Your task is to print each entry exactly as written.

Task input section start

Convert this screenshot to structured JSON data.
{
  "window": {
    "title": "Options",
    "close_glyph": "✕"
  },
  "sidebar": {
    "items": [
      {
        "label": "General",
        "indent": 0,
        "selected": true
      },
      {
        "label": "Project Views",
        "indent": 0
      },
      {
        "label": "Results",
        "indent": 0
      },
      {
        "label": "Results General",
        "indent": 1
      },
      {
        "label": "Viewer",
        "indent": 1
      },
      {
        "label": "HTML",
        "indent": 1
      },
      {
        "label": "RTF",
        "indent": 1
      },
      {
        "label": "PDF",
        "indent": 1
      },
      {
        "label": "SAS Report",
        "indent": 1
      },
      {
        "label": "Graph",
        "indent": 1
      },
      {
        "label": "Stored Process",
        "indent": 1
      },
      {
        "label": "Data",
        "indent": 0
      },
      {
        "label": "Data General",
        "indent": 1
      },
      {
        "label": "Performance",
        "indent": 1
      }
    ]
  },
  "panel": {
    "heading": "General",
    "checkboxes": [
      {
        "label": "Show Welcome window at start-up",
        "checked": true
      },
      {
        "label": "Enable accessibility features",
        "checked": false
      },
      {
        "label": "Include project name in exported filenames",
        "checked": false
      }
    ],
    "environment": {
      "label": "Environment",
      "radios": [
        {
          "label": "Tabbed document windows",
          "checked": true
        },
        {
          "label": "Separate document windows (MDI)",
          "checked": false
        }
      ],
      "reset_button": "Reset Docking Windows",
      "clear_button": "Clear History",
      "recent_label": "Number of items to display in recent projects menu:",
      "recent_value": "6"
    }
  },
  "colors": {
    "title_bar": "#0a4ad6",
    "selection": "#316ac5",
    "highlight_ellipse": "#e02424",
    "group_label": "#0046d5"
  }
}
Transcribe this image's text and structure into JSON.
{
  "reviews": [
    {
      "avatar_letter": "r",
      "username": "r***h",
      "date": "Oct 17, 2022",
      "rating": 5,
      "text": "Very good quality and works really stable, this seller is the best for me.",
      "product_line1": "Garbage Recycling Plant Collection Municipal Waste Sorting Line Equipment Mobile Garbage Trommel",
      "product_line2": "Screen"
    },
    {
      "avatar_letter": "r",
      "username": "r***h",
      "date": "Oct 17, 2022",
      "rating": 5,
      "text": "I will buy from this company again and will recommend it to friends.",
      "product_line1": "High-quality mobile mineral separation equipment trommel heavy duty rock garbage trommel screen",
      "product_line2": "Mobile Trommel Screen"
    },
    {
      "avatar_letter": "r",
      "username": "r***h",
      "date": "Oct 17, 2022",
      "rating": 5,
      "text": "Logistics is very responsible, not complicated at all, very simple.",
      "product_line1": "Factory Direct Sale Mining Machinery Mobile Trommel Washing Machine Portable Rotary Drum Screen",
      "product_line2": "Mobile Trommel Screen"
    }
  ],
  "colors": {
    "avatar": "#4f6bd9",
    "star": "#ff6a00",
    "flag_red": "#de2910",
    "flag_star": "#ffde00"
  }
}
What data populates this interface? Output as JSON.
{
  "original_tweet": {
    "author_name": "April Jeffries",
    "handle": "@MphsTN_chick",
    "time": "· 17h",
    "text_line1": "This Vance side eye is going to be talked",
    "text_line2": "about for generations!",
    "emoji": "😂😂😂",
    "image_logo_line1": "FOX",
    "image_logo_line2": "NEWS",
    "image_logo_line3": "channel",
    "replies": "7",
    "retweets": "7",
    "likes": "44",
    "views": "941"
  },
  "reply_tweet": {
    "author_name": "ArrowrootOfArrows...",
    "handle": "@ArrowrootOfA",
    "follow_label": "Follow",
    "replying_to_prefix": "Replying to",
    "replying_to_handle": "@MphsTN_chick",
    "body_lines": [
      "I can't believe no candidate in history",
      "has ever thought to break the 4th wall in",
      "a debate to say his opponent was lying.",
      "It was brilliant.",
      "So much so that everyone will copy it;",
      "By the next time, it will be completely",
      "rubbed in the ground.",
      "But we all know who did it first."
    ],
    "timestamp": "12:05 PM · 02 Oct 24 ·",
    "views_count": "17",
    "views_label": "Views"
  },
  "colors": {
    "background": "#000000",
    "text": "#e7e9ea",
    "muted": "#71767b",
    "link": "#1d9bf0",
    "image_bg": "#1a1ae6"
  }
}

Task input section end

_Solution_
Convert this screenshot to structured JSON data.
{
  "window": {
    "title": "Options",
    "close_glyph": "✕"
  },
  "sidebar": {
    "items": [
      {
        "label": "General",
        "indent": 0,
        "selected": true
      },
      {
        "label": "Project Views",
        "indent": 0
      },
      {
        "label": "Results",
        "indent": 0
      },
      {
        "label": "Results General",
        "indent": 1
      },
      {
        "label": "Viewer",
        "indent": 1
      },
      {
        "label": "HTML",
        "indent": 1
      },
      {
        "label": "RTF",
        "indent": 1
      },
      {
        "label": "PDF",
        "indent": 1
      },
      {
        "label": "SAS Report",
        "indent": 1
      },
      {
        "label": "Graph",
        "indent": 1
      },
      {
        "label": "Stored Process",
        "indent": 1
      },
      {
        "label": "Data",
        "indent": 0
      },
      {
        "label": "Data General",
        "indent": 1
      },
      {
        "label": "Performance",
        "indent": 1
      }
    ]
  },
  "panel": {
    "heading": "General",
    "checkboxes": [
      {
        "label": "Show Welcome window at start-up",
        "checked": true
      },
      {
        "label": "Enable accessibility features",
        "checked": false
      },
      {
        "label": "Include project name in exported filenames",
        "checked": false
      }
    ],
    "environment": {
      "label": "Environment",
      "radios": [
        {
          "label": "Tabbed document windows",
          "checked": true
        },
        {
          "label": "Separate document windows (MDI)",
          "checked": false
        }
      ],
      "reset_button": "Reset Docking Windows",
      "clear_button": "Clear History",
      "recent_label": "Number of items to display in recent projects menu:",
      "recent_value": "6"
    }
  },
  "colors": {
    "title_bar": "#0a4ad6",
    "selection": "#316ac5",
    "highlight_ellipse": "#e02424",
    "group_label": "#0046d5"
  }
}
Transcribe this image's text and structure into JSON.
{
  "reviews": [
    {
      "avatar_letter": "r",
      "username": "r***h",
      "date": "Oct 17, 2022",
      "rating": 5,
      "text": "Very good quality and works really stable, this seller is the best for me.",
      "product_line1": "Garbage Recycling Plant Collection Municipal Waste Sorting Line Equipment Mobile Garbage Trommel",
      "product_line2": "Screen"
    },
    {
      "avatar_letter": "r",
      "username": "r***h",
      "date": "Oct 17, 2022",
      "rating": 5,
      "text": "I will buy from this company again and will recommend it to friends.",
      "product_line1": "High-quality mobile mineral separation equipment trommel heavy duty rock garbage trommel screen",
      "product_line2": "Mobile Trommel Screen"
    },
    {
      "avatar_letter": "r",
      "username": "r***h",
      "date": "Oct 17, 2022",
      "rating": 5,
      "text": "Logistics is very responsible, not complicated at all, very simple.",
      "product_line1": "Factory Direct Sale Mining Machinery Mobile Trommel Washing Machine Portable Rotary Drum Screen",
      "product_line2": "Mobile Trommel Screen"
    }
  ],
  "colors": {
    "avatar": "#4f6bd9",
    "star": "#ff6a00",
    "flag_red": "#de2910",
    "flag_star": "#ffde00"
  }
}
What data populates this interface? Output as JSON.
{
  "original_tweet": {
    "author_name": "April Jeffries",
    "handle": "@MphsTN_chick",
    "time": "· 17h",
    "text_line1": "This Vance side eye is going to be talked",
    "text_line2": "about for generations!",
    "emoji": "😂😂😂",
    "image_logo_line1": "FOX",
    "image_logo_line2": "NEWS",
    "image_logo_line3": "channel",
    "replies": "7",
    "retweets": "7",
    "likes": "44",
    "views": "941"
  },
  "reply_tweet": {
    "author_name": "ArrowrootOfArrows...",
    "handle": "@ArrowrootOfA",
    "follow_label": "Follow",
    "replying_to_prefix": "Replying to",
    "replying_to_handle": "@MphsTN_chick",
    "body_lines": [
      "I can't believe no candidate in history",
      "has ever thought to break the 4th wall in",
      "a debate to say his opponent was lying.",
      "It was brilliant.",
      "So much so that everyone will copy it;",
      "By the next time, it will be completely",
      "rubbed in the ground.",
      "But we all know who did it first."
    ],
    "timestamp": "12:05 PM · 02 Oct 24 ·",
    "views_count": "17",
    "views_label": "Views"
  },
  "colors": {
    "background": "#000000",
    "text": "#e7e9ea",
    "muted": "#71767b",
    "link": "#1d9bf0",
    "image_bg": "#1a1ae6"
  }
}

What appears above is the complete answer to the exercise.